Building Zomato iOS Apps

Zomato is the largest food discovery service and one of the top startups in India.

Arpit Agarwal
4 min readFeb 11, 2018
Animated this loop to explain Zomato, this went live as the front page of the app earlier

I had my homecoming to India on a midnight of January 2015, after a month of backpacking in Mexico, and freezing on the streets of New York. Ever since that night I landed, I’ve been hustling to build one of the best dining experiences you can get in the world at Zomato.

At Zomato, I primarily code the iOS app but I work in different teams on whatever helps to build the best products for us. I do ideation, conceptualisation, prototyping, and development.

Links to the consumer apps I have built and shipped at Zomato —

In February 2018, we released an overhauled design of the Zomato iOS app. I had the privilege of writing a post announcing all the changes we’ve made in this milestone release.

Zomato iOS app is used by about half a million people every single day who are in search of the best places to dine-out and order from. It gives me a rush that my design and code inputs can reach such a massive audience in 20 countries on a daily basis.

Starting with programming motion in the UI

In the last 3 years, I have seen a hyper growth in the organisation, and in people I have worked with (including me). And it’s come with enduring chaotic and tough times over these years at this startup in heart of India. I’d like to get a little bit into my journey so far.

In my first week at Zomato, I pointed out to the CEO that the bounce animation in the location selector screen could make it feel like an alert. I was asked to fix it, and I was stressed since I had just started learning Objective-C. So I did what I could in 2 days — read about iOS animations online, dive into UIKit spring animations, pulling other developers for help, and somehow getting a transition class in place.

I coded a more suitable animation, and kept tweaking it for a day, changing the duration in milliseconds times over and over, until it looked super smooth. Finally, I presented it to people, they saw an improvement, and it went live! I still remember this as a starting point for me to develop a sense of motion UX in digital products. Back in 2015, this was a small thing, though three years later today, the product has matured to have coherent interactions throughout the entire user journey.

In hindsight, I consider this is an accumulated result of trying to get those small wins every single day!

Zomato app through the ages

Over these years, we have modularized our app into kits, introduced automations and CI into our processes, have measured development velocity on Jira, overhauled and reinvented the app experience, have become more data-driven, and a lot more. We have also built several internal apps to support our organization’s massive growth. The modularised app architecture takes care of the scale, and keeps the Zomato brand UX in sync within all our apps.

Read more about iOS app modularisation in my other post —

In addition, we maintain a robust and well-designed app by keeping our codebase structured, and performing tests on all of our new features. Remember, smoke testing is super important!

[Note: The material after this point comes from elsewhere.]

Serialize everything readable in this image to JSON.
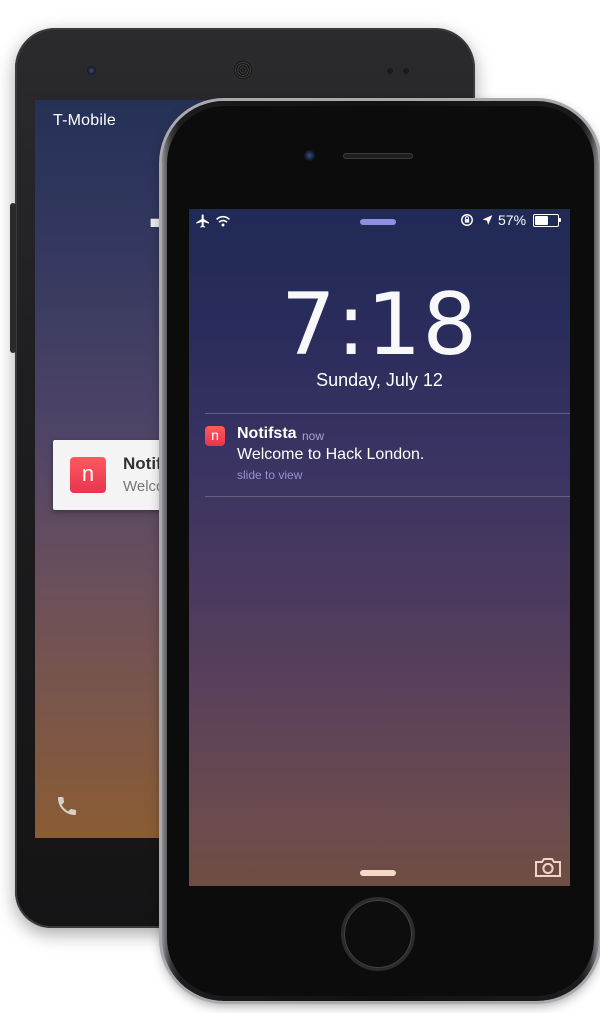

Along with this, we run A/B tests on our product features, and iterate on the UI pretty often. We also keep evaluating new possibilities to improve us like using test driven development methodologies. It feels like a transformation almost every month as we keep using the Build->Ship->Learn->Iterate cycle to improve.

At Zomato, I’ve been given a chance to do everything from creating architectures, writing new features, designing and programming transitions and interactions, handling internationalization, and guiding new team members.

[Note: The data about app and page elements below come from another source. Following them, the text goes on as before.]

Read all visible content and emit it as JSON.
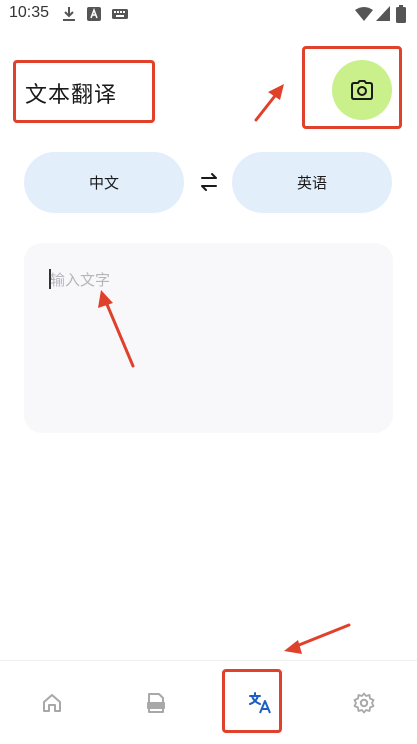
{
  "status_bar": {
    "time": "10:35",
    "icons": [
      "download-icon",
      "text-a-icon",
      "keyboard-icon",
      "wifi-icon",
      "signal-icon",
      "battery-icon"
    ]
  },
  "header": {
    "title": "文本翻译",
    "camera_icon": "camera-icon"
  },
  "languages": {
    "source": "中文",
    "target": "英语",
    "swap_icon": "swap-icon"
  },
  "input": {
    "placeholder": "输入文字",
    "value": ""
  },
  "bottom_nav": {
    "items": [
      {
        "icon": "home-icon",
        "active": false
      },
      {
        "icon": "pdf-icon",
        "active": false
      },
      {
        "icon": "translate-icon",
        "active": true
      },
      {
        "icon": "settings-icon",
        "active": false
      }
    ]
  },
  "colors": {
    "accent_green": "#c9f08a",
    "pill_blue": "#e3eefb",
    "active_nav": "#1c5fbf",
    "annotation_red": "#e0412b"
  }
}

Working every day at this massive scale, with diverse perspectives and personalities, introduces complexities that can occupy your entire mind at all times. Some moments in my day when I am able to zoom out and see the bigger picture, I feel that it’s been a great ride so far!